Whether Delayed Gratification will usher in a slow news revolution is debatable. Perhaps it’s unimportant. For currently it provides an alternative to the existing news landscape and I’d definitely recommend you buying a copy.

Going For A Song: ‘Steady Jam’

Sad City – Steady Jam

When it comes to introducing me to new music the Gilles Peterson show and Stuart Maconie’s Freak Show (and its offshoot the Freakier Zone) on BBC6 Music have filled the role the music press used to play. I’ve mentioned and featured songs I’ve heard on the Freak Show in this blog previously, so I wanted to give a quick mention to the Gilles Peterson show.

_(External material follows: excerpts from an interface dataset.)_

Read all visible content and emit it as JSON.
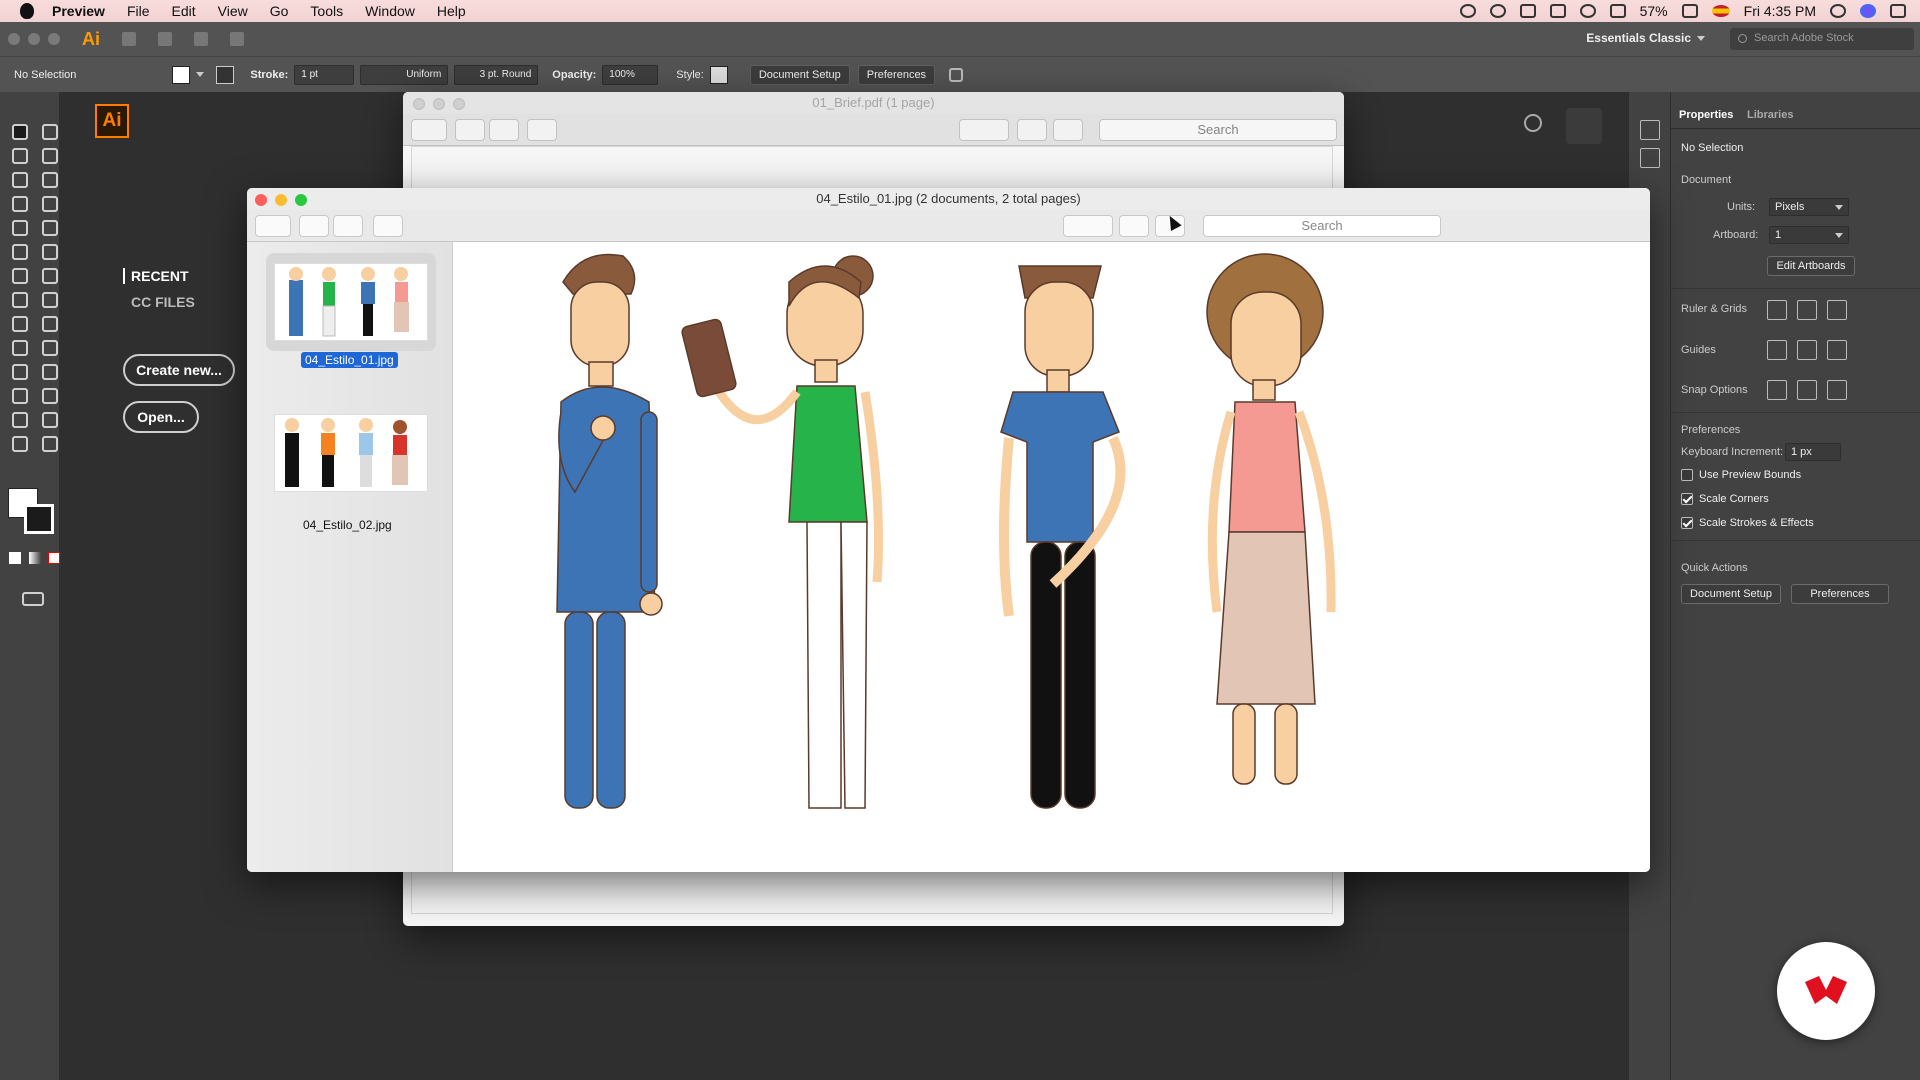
{
  "menubar": {
    "app": "Preview",
    "items": [
      "File",
      "Edit",
      "View",
      "Go",
      "Tools",
      "Window",
      "Help"
    ],
    "battery": "57%",
    "clock": "Fri 4:35 PM"
  },
  "illustrator": {
    "logo_small": "Ai",
    "workspace": "Essentials Classic",
    "stock_search_placeholder": "Search Adobe Stock",
    "control": {
      "selection": "No Selection",
      "stroke_label": "Stroke:",
      "stroke_value": "1 pt",
      "profile": "Uniform",
      "brush": "3 pt. Round",
      "opacity_label": "Opacity:",
      "opacity_value": "100%",
      "style_label": "Style:",
      "document_setup": "Document Setup",
      "preferences": "Preferences"
    },
    "start": {
      "logo": "Ai",
      "recent": "RECENT",
      "cc_files": "CC FILES",
      "create_new": "Create new...",
      "open": "Open..."
    },
    "properties": {
      "tab_properties": "Properties",
      "tab_libraries": "Libraries",
      "no_selection": "No Selection",
      "document": "Document",
      "units_label": "Units:",
      "units_value": "Pixels",
      "artboard_label": "Artboard:",
      "artboard_value": "1",
      "edit_artboards": "Edit Artboards",
      "ruler_grids": "Ruler & Grids",
      "guides": "Guides",
      "snap_options": "Snap Options",
      "preferences_section": "Preferences",
      "keyboard_increment_label": "Keyboard Increment:",
      "keyboard_increment_value": "1 px",
      "use_preview_bounds": "Use Preview Bounds",
      "use_preview_bounds_checked": false,
      "scale_corners": "Scale Corners",
      "scale_corners_checked": true,
      "scale_strokes": "Scale Strokes & Effects",
      "scale_strokes_checked": true,
      "quick_actions": "Quick Actions",
      "qa_document_setup": "Document Setup",
      "qa_preferences": "Preferences"
    }
  },
  "preview_back": {
    "title": "01_Brief.pdf (1 page)",
    "search_placeholder": "Search"
  },
  "preview_front": {
    "title": "04_Estilo_01.jpg (2 documents, 2 total pages)",
    "search_placeholder": "Search",
    "thumbnails": [
      {
        "label": "04_Estilo_01.jpg",
        "selected": true
      },
      {
        "label": "04_Estilo_02.jpg",
        "selected": false
      }
    ]
  },
  "colors": {
    "ai_orange": "#ff7c00",
    "selection_blue": "#1f66d6",
    "suit_blue": "#3d74b6",
    "shirt_green": "#26b34a",
    "top_pink": "#f49a92",
    "skin": "#f8cfa0",
    "brand_red": "#e0101e"
  },
  "icons": [
    "apple-icon",
    "search-icon",
    "wifi-icon",
    "volume-icon",
    "battery-icon",
    "siri-icon",
    "zoom-in-icon",
    "zoom-out-icon",
    "share-icon",
    "rotate-icon",
    "markup-icon",
    "toolbox-icon",
    "sidebar-toggle-icon"
  ]
}
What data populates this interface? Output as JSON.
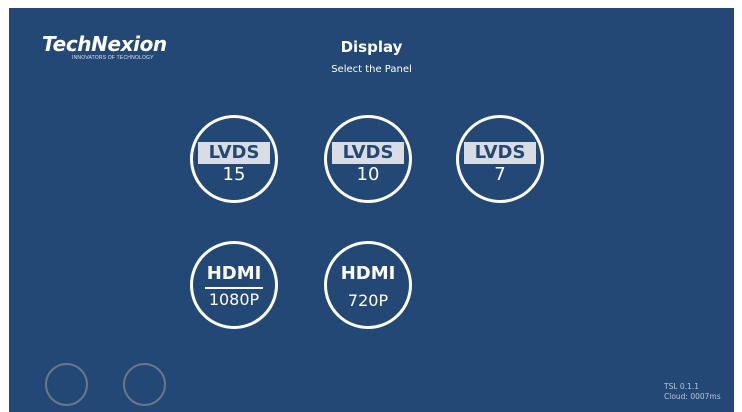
{
  "app": {
    "logo": "TechNexion",
    "tagline": "INNOVATORS OF TECHNOLOGY"
  },
  "header": {
    "title": "Display",
    "subtitle": "Select the Panel"
  },
  "panels": [
    {
      "type": "LVDS",
      "value": "15"
    },
    {
      "type": "LVDS",
      "value": "10"
    },
    {
      "type": "LVDS",
      "value": "7"
    },
    {
      "type": "HDMI",
      "value": "1080P"
    },
    {
      "type": "HDMI",
      "value": "720P"
    }
  ],
  "footer": {
    "version": "TSL 0.1.1",
    "cloud": "Cloud: 0007ms"
  },
  "colors": {
    "background": "#234875",
    "foreground": "#ffffff",
    "lvds_bar": "#d9dde3",
    "ghost_ring": "#6b7786"
  }
}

On a Saturday afternoon the scope of what he is able to play, unencumbered it seems by any restrictions, is impressive. It’s a compliment to the show I think that I can hear it being broadcast at 3pm or 3am. This by Sad City is an example of one of the longer tunes Peterson seems to be able to place seamlessly into the show; and is yet another song heard on the show I’ve since listened to again and again.